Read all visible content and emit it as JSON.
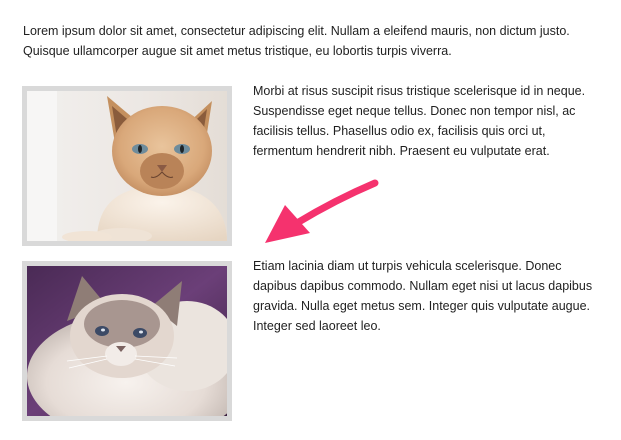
{
  "intro_text": "Lorem ipsum dolor sit amet, consectetur adipiscing elit. Nullam a eleifend mauris, non dictum justo. Quisque ullamcorper augue sit amet metus tristique, eu lobortis turpis viverra.",
  "items": [
    {
      "image": "cat-photo-siamese",
      "text": "Morbi at risus suscipit risus tristique scelerisque id in neque. Suspendisse eget neque tellus. Donec non tempor nisl, ac facilisis tellus. Phasellus odio ex, facilisis quis orci ut, fermentum hendrerit nibh. Praesent eu vulputate erat."
    },
    {
      "image": "cat-photo-ragdoll",
      "text": "Etiam lacinia diam ut turpis vehicula scelerisque. Donec dapibus dapibus commodo. Nullam eget nisi ut lacus dapibus gravida. Nulla eget metus sem. Integer quis vulputate augue. Integer sed laoreet leo."
    }
  ],
  "annotation": {
    "icon": "arrow-annotation-icon",
    "color": "#f5326e"
  }
}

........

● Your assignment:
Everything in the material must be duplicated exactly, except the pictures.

● Answer space:
Read all visible content and emit it as JSON.
{
  "intro_text": "Lorem ipsum dolor sit amet, consectetur adipiscing elit. Nullam a eleifend mauris, non dictum justo. Quisque ullamcorper augue sit amet metus tristique, eu lobortis turpis viverra.",
  "items": [
    {
      "image": "cat-photo-siamese",
      "text": "Morbi at risus suscipit risus tristique scelerisque id in neque. Suspendisse eget neque tellus. Donec non tempor nisl, ac facilisis tellus. Phasellus odio ex, facilisis quis orci ut, fermentum hendrerit nibh. Praesent eu vulputate erat."
    },
    {
      "image": "cat-photo-ragdoll",
      "text": "Etiam lacinia diam ut turpis vehicula scelerisque. Donec dapibus dapibus commodo. Nullam eget nisi ut lacus dapibus gravida. Nulla eget metus sem. Integer quis vulputate augue. Integer sed laoreet leo."
    }
  ],
  "annotation": {
    "icon": "arrow-annotation-icon",
    "color": "#f5326e"
  }
}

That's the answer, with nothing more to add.